Instead, Ye recalls that he met Zhang Guangyu after submitting a cartoon to his tabloid, the China Camera News 三日畫報in the summer of 1925, shortly after arriving in Shanghai. There may be an element of pride at work here as well, because according to Ye, Zhang was so impressed with his work that he asked to meet him in person. Or it may be that Ji never introduced them, and Ye resented him for not having done so. Regardless, it seems clear that Ye Qianyu and Zhang Guangyu hit it off almost immediately, with the younger Ye referring to Zhang as “the first of the older generation of manhua artists I met” 最早认识的老一辈漫画家. This, again, is curious, because Zhang, born in 1900, was only one year older than Ji Xiaobo.
In comparison, Ye hardly mentions Ding Song. Given their respective ages, Ye Qianyu and Ji Xiaobo were likely much closer friends with Zhang Guangyu than they were with much older Ding Song. Nevertheless, Ding Song seems to have provided the group with a certain amount of guidance. Meeting notes for the society indicate that Ding Song was the chairperson of the group for the majority of 1927, stepping down in favor of Wang Dunqing in November, and he was a teacher and mentor to both Zhang Guangyu and Lu Shaofei. Most importantly perhaps, as the oldest member of the Manhua Society by nearly a decade, Ding Song is in many ways typical of the cartoonists who emerged in the first decade of the Republic prior to the formation of the Manhua Society.

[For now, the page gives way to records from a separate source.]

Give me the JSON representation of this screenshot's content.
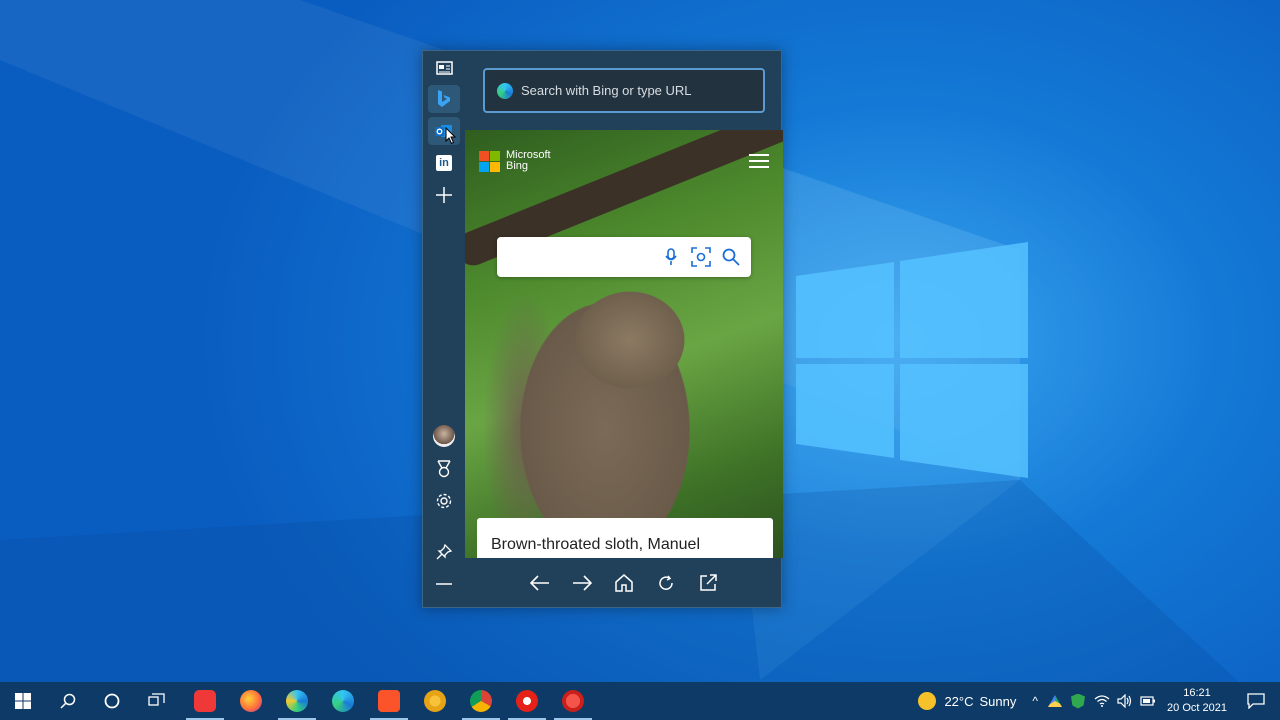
{
  "sidebar": {
    "address_placeholder": "Search with Bing or type URL",
    "rail": [
      {
        "name": "news-icon"
      },
      {
        "name": "bing-icon"
      },
      {
        "name": "outlook-icon"
      },
      {
        "name": "linkedin-icon",
        "label": "in"
      },
      {
        "name": "add-icon"
      }
    ],
    "bottom_rail": [
      "avatar",
      "rewards-icon",
      "settings-icon",
      "pin-icon",
      "minimize-icon"
    ]
  },
  "bing": {
    "logo_line1": "Microsoft",
    "logo_line2": "Bing",
    "caption": "Brown-throated sloth, Manuel"
  },
  "taskbar": {
    "weather_temp": "22°C",
    "weather_desc": "Sunny",
    "time": "16:21",
    "date": "20 Oct 2021"
  },
  "colors": {
    "taskbar": "#0d3a66",
    "panel": "#21405a",
    "accent": "#5b9bd0"
  }
}
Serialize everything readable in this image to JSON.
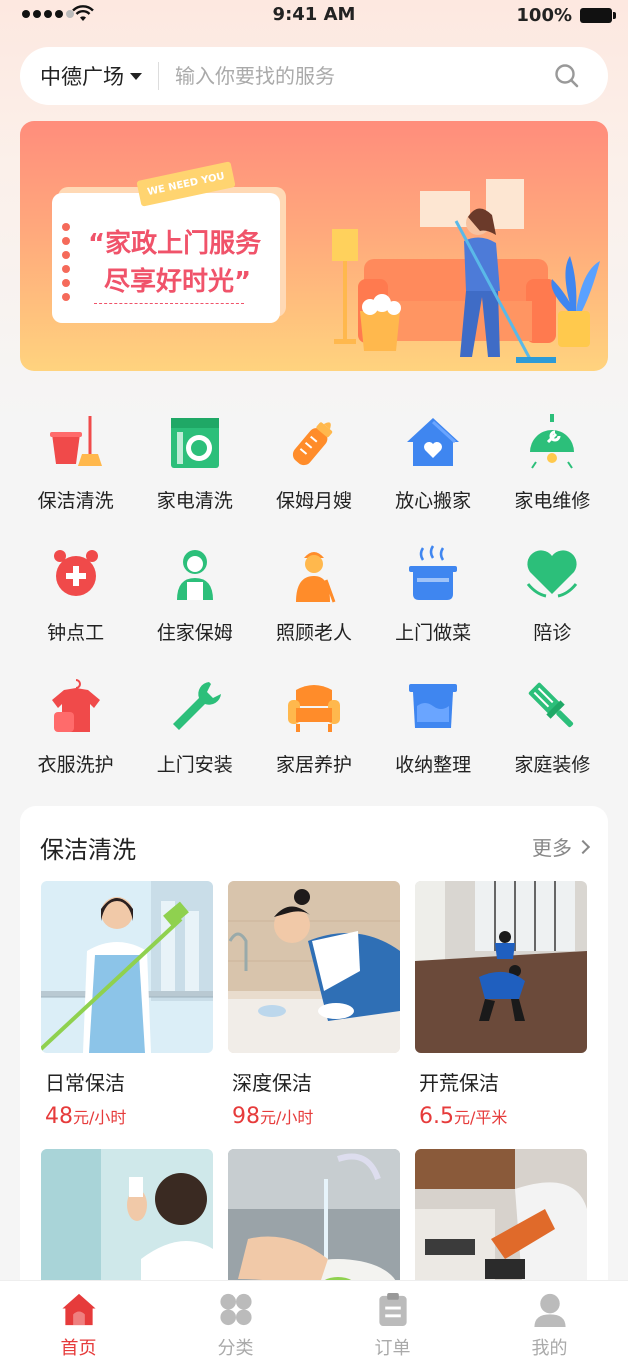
{
  "status_bar": {
    "time": "9:41 AM",
    "battery": "100%"
  },
  "search": {
    "location": "中德广场",
    "placeholder": "输入你要找的服务"
  },
  "banner": {
    "tag": "WE NEED YOU",
    "line1": "“家政上门服务",
    "line2": "尽享好时光”"
  },
  "services": [
    {
      "label": "保洁清洗",
      "icon": "bucket-mop-icon",
      "color": "#f04a4a"
    },
    {
      "label": "家电清洗",
      "icon": "washing-machine-icon",
      "color": "#2cbf7a"
    },
    {
      "label": "保姆月嫂",
      "icon": "baby-bottle-icon",
      "color": "#ff8c2a"
    },
    {
      "label": "放心搬家",
      "icon": "house-heart-icon",
      "color": "#3f86f0"
    },
    {
      "label": "家电维修",
      "icon": "lamp-wrench-icon",
      "color": "#2cbf7a"
    },
    {
      "label": "钟点工",
      "icon": "alarm-clock-icon",
      "color": "#f04a4a"
    },
    {
      "label": "住家保姆",
      "icon": "nanny-icon",
      "color": "#2cbf7a"
    },
    {
      "label": "照顾老人",
      "icon": "elderly-icon",
      "color": "#ff8c2a"
    },
    {
      "label": "上门做菜",
      "icon": "cooking-pot-icon",
      "color": "#3f86f0"
    },
    {
      "label": "陪诊",
      "icon": "heart-hands-icon",
      "color": "#2cbf7a"
    },
    {
      "label": "衣服洗护",
      "icon": "shirt-hanger-icon",
      "color": "#f04a4a"
    },
    {
      "label": "上门安装",
      "icon": "wrench-icon",
      "color": "#2cbf7a"
    },
    {
      "label": "家居养护",
      "icon": "sofa-icon",
      "color": "#ff8c2a"
    },
    {
      "label": "收纳整理",
      "icon": "storage-box-icon",
      "color": "#3f86f0"
    },
    {
      "label": "家庭装修",
      "icon": "paint-brush-icon",
      "color": "#2cbf7a"
    }
  ],
  "section": {
    "title": "保洁清洗",
    "more": "更多",
    "cards": [
      {
        "name": "日常保洁",
        "price": "48",
        "unit": "元/小时"
      },
      {
        "name": "深度保洁",
        "price": "98",
        "unit": "元/小时"
      },
      {
        "name": "开荒保洁",
        "price": "6.5",
        "unit": "元/平米"
      }
    ]
  },
  "tabs": [
    {
      "label": "首页",
      "icon": "home-icon",
      "active": true
    },
    {
      "label": "分类",
      "icon": "category-icon",
      "active": false
    },
    {
      "label": "订单",
      "icon": "order-clipboard-icon",
      "active": false
    },
    {
      "label": "我的",
      "icon": "user-icon",
      "active": false
    }
  ],
  "colors": {
    "accent": "#e63b3b",
    "green": "#2cbf7a",
    "orange": "#ff8c2a",
    "blue": "#3f86f0"
  }
}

Ding Song: The Grandfather
Born in 1891 in Fengjingzhen 楓涇鎮, a small town in Jiashan county嘉善to the southwest of Shanghai, Ding Song’s parents both died when he was only 12. He spent his teen years at the Tushanwan土山灣orphanage in Xujiahui district, which had been founded by Jesuit missionaries in 1864. While at Tushanwan, Song studied Western religious and secular art with Zhou Xiang周湘 (1871-1933) and Zhang Yuguang張聿光 (1886-1968), in addition to learning how to operate a printing press. He quickly made a name for himself as an artist, and in 1913, Song was invited to serve as academic dean for the newly founded Shanghai Art Academy 上海美術院 , later being promoted to provost. It was around this time he became close friends with the prolific cartoonist Shen Bochen沈泊塵 (born Shen Xueming 沈學明, 1889-1920), who had been hired as a staff cartoonist for the three-day tabloid The Crystal 晶報in 1912. Under Shen’s encouragement, Ding Song to soon began drawing and publishing his own cartoons.

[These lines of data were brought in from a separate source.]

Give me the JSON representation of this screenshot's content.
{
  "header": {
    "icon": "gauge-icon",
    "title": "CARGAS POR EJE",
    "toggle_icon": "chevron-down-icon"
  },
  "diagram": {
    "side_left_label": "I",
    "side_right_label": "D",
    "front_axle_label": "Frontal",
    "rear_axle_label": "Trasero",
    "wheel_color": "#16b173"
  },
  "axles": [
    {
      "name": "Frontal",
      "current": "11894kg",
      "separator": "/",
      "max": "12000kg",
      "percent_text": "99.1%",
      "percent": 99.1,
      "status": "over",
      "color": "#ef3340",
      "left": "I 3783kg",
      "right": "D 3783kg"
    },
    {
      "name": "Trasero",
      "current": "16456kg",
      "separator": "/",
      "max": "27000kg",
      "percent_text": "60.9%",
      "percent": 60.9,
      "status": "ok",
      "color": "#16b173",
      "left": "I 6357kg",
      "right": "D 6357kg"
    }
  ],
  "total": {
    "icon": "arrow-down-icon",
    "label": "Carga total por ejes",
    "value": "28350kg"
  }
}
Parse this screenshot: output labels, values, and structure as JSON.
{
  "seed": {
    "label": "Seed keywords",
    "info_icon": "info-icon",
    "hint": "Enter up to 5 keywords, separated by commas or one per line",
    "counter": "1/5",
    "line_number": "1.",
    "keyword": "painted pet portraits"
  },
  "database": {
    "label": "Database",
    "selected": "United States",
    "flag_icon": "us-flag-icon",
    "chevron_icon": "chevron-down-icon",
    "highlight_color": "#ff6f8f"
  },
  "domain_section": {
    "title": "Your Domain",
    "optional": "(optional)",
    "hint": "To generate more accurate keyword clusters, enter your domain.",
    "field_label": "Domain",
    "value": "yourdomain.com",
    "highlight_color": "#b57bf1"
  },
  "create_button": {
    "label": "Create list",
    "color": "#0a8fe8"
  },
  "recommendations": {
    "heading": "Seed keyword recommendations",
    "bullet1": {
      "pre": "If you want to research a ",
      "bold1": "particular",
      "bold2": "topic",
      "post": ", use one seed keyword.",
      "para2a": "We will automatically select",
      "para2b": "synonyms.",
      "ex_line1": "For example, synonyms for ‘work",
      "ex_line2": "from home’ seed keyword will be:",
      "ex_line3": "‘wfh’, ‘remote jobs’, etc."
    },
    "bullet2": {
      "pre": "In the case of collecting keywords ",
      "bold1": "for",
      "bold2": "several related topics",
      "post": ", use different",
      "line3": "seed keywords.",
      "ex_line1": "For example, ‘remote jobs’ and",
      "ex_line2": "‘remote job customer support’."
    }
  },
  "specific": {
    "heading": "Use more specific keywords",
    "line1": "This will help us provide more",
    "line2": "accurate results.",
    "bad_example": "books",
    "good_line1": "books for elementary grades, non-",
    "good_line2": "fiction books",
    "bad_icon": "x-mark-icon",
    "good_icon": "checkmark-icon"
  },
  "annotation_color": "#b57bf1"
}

In late 1913, Ding Song helped launch the monthly magazine Unfettered Magazine自由雜誌, edited by Tong Ailou童愛樓 (n.d.).  In December, Ding Song and others continued the magazine under a new name, The Pastime 游戲雜志, edited by Wang Dungen 王鈍根 and Chen Diexian 陳蝶仙. Starting in 1914, Ding Song also became a regular contributor to The Saturday 禮拜六, drawing numerous full color covers for the magazine. As an artist, Ding Song excelled at drawing the human form, in particular intimate portraits of beautiful women. Much of the humor in his work, however, comes from the juxtaposition of grotesque caricature with ironic titles. For example a 1921 cartoon titled, “Falling in Love” 戀愛 depicts an obese, bald, and drooling woman with two pinhole eyes. A pigeon-toed man, presumably her husband or lover, stands behind her, holding her shoulders and gazing down at her affectionately. Beside them, an overweight dog ambles along on stubby legs, his vacant expression inviting comparison with the hideous woman. Years later, similar works by Shen Bochen would come under fire from the preeminent Republican-era author and critic, Lu Xun魯迅 (1881-1936) who Geremie Barmé surmises found that his satirical drawings were an “essentially conservative and xenophobic populist art form” under its “flash Western exterior.” Writing in his particularly bombastic style in late 1924, Lu Xun concluded,